When that’s all sorted, you’ll notice there are different brokers that you can use for transactions (especially with mobile and online wallets) and they charge different fees. Often you’re making a trade-off between speed and price. It’s sort of up to you what you do here, but if you’re trying to “buy the dip” (trying to buy the coin when it’s at a low-point in value, for maximum profit when the value then rises again) speed can be useful as things change quickly. On the flip side, you want transaction fees to bite into as little of your cash as possible.
When you’ve decided on who to buy through, you simply follow the instructions. Very important point though: make sure you’re buying the amount you intend to. Always double-check that you’re buying (for example) £100 of bitcoin, not 100 bitcoin. Granted, your bank will probably just void the transaction, but if it didn’t, it’d be a bit of a nightmare. Especially with smaller coins, where realistically it could easily go through as a transaction and you suddenly find you’ve spent like five times what you meant to. Yeesh.
What can I spend it on?
Now that’s all done, you’re good! You should see your crypto in your wallet. Success! From here, you can spend it, exchange it, buy more, sell it, or join those doing the #hodl (this just means sitting on the money, it’s a crypto joke) and hoping for long-term gains.
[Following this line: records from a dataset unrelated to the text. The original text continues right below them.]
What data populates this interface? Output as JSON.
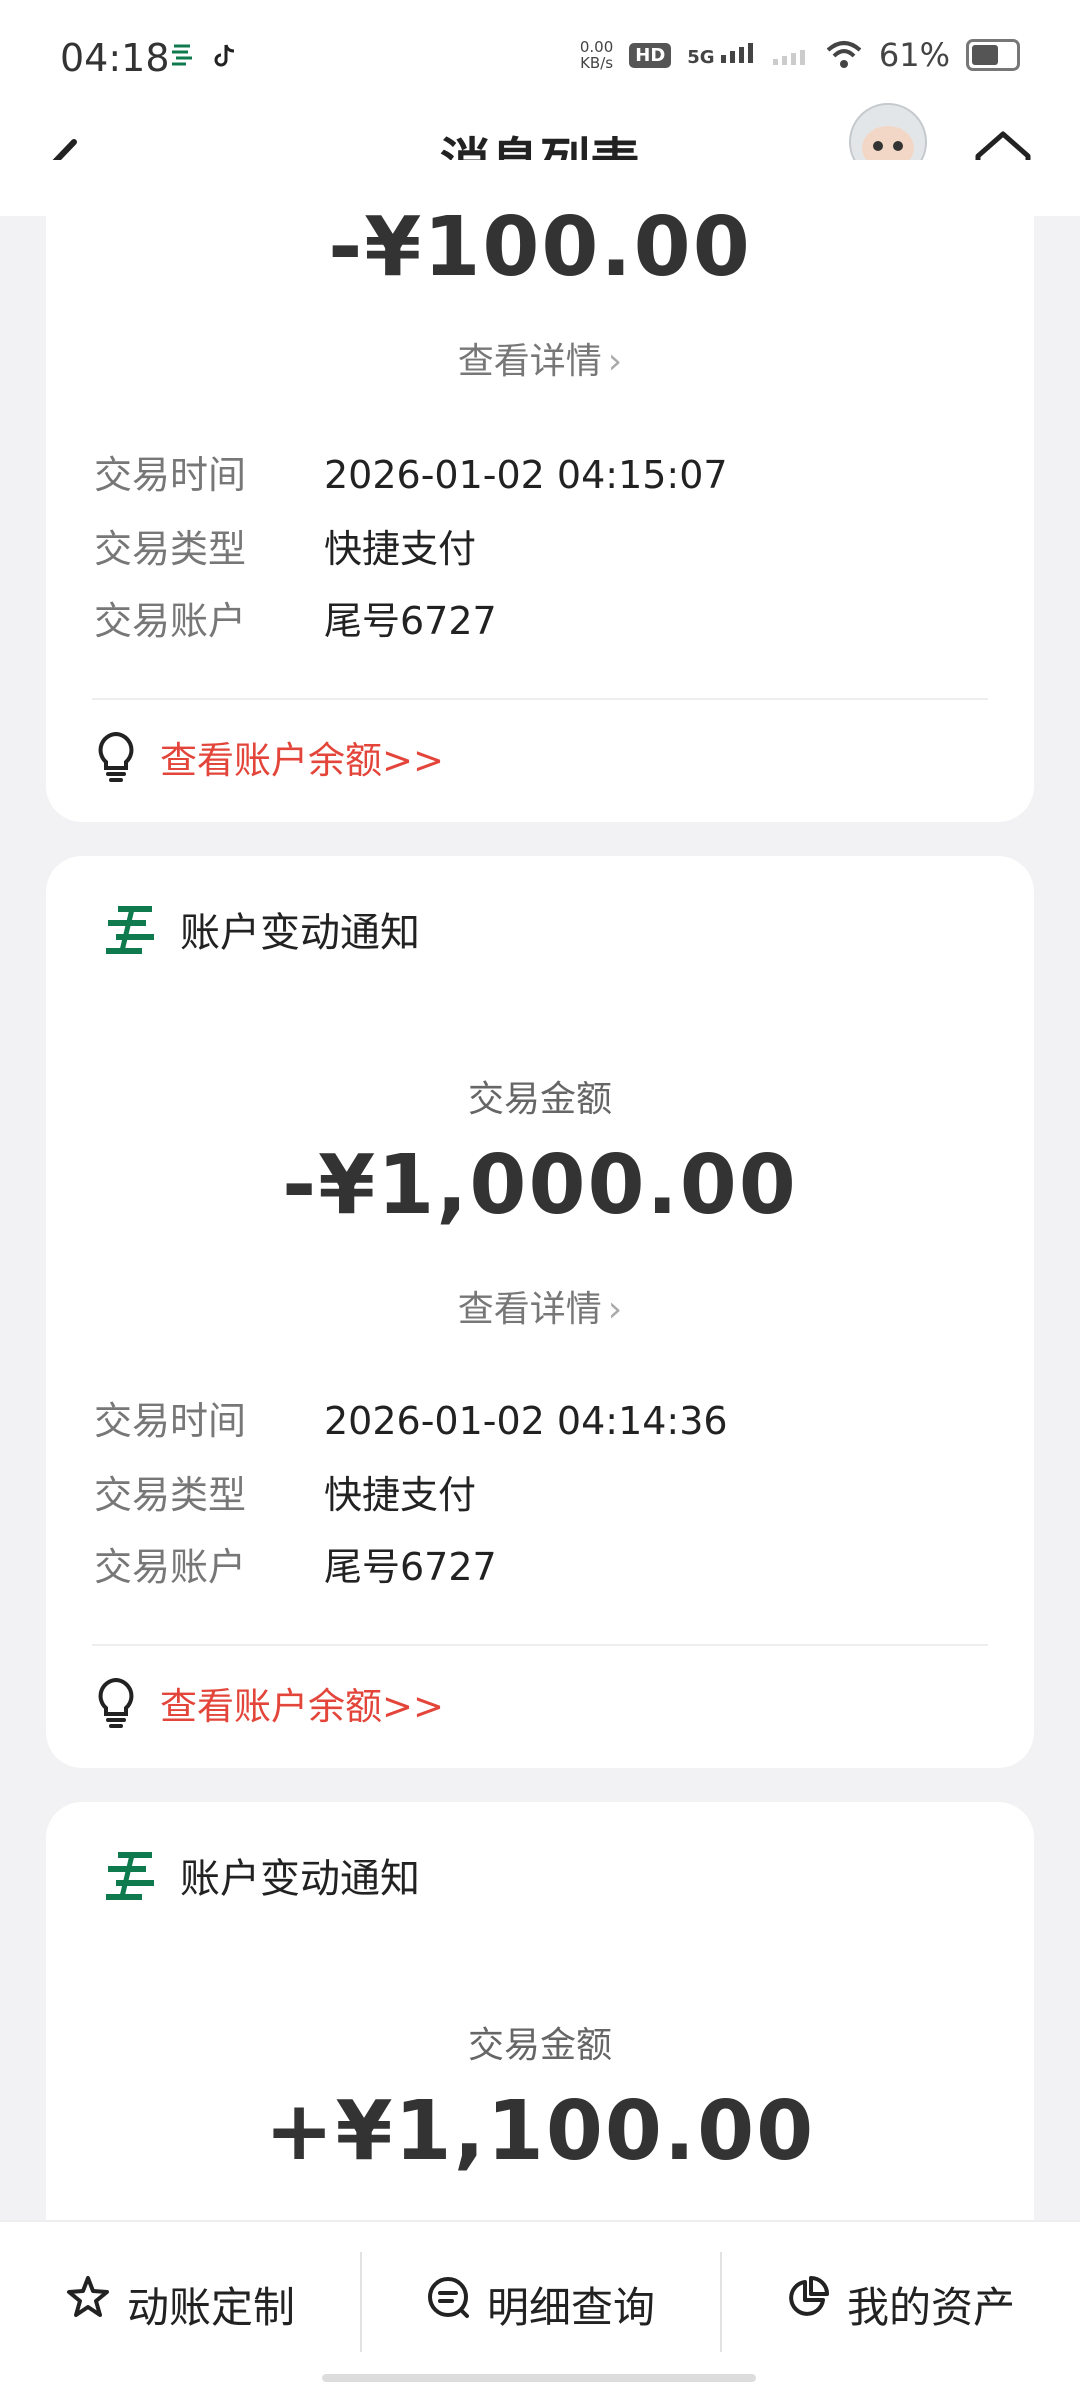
{
  "status": {
    "time": "04:18",
    "net_speed_value": "0.00",
    "net_speed_unit": "KB/s",
    "hd": "HD",
    "network": "5G",
    "battery": "61%",
    "battery_level": 0.61
  },
  "header": {
    "title": "消息列表"
  },
  "cards": [
    {
      "amount": "-¥100.00",
      "detail_link": "查看详情",
      "rows": [
        {
          "label": "交易时间",
          "value": "2026-01-02 04:15:07"
        },
        {
          "label": "交易类型",
          "value": "快捷支付"
        },
        {
          "label": "交易账户",
          "value": "尾号6727"
        }
      ],
      "balance_link": "查看账户余额>>"
    },
    {
      "title": "账户变动通知",
      "amount_label": "交易金额",
      "amount": "-¥1,000.00",
      "detail_link": "查看详情",
      "rows": [
        {
          "label": "交易时间",
          "value": "2026-01-02 04:14:36"
        },
        {
          "label": "交易类型",
          "value": "快捷支付"
        },
        {
          "label": "交易账户",
          "value": "尾号6727"
        }
      ],
      "balance_link": "查看账户余额>>"
    },
    {
      "title": "账户变动通知",
      "amount_label": "交易金额",
      "amount": "+¥1,100.00"
    }
  ],
  "bottom_nav": [
    {
      "label": "动账定制",
      "icon": "star-icon"
    },
    {
      "label": "明细查询",
      "icon": "search-list-icon"
    },
    {
      "label": "我的资产",
      "icon": "pie-chart-icon"
    }
  ],
  "colors": {
    "accent_red": "#e3453a",
    "logo_green": "#0f7a4d"
  }
}
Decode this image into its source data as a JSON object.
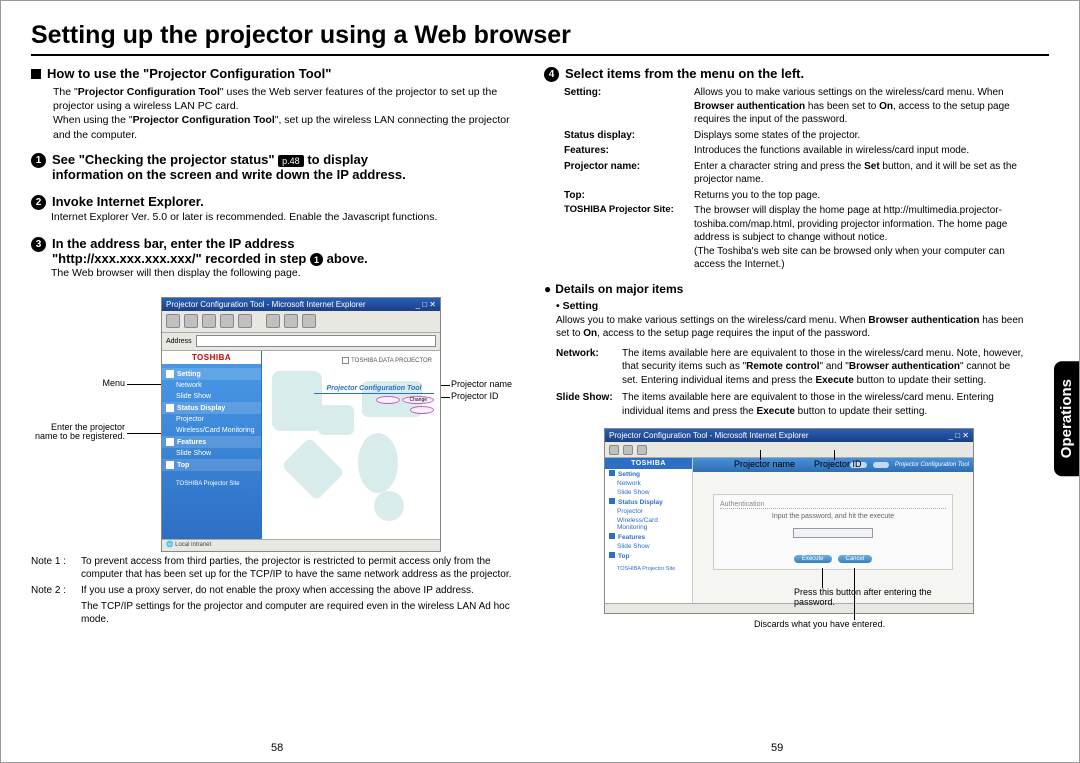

Many retail outlets across the world (but especially in the USA, UK, Europe and South America) are increasingly opening up to accepting crypto as a payment – meaning you can use it for anything from hotels and bars to houses and clothing. Coinmap is a great tool for finding places that accept crypto payments. You can even get debit cards for your crypto, with household names Visa and Mastercard supporting many of them.
All the best, be responsible!
Speak to a Financial Conduct Authority registered financial adviser before taking financial advice, and think carefully before making any decision.
Key crypto terminology you need to know
These are businesses that let customers trade cryptocurrencies and other digital currencies for assets including different crypto coins and tokens, fiat (i.e dollars, pounds) currency, and more. They’re also a place where you can track changes to and store your assets.
A crypto wallet is a secure place where you can store your crypto, sort of like a vault. There’s many different ones offering a balancing act between security and usability. They can be a mobile app, online, an offline desktop app, and even ‘cold storage’ like a memory stick.
Essentially any coin other than bitcoin (and ethereum these days) can be lumped into the category of altcoin, as they take up such a small majority of the crypto world’s value.
A tiny, usually new coin, that people are tipping to increase in value massively.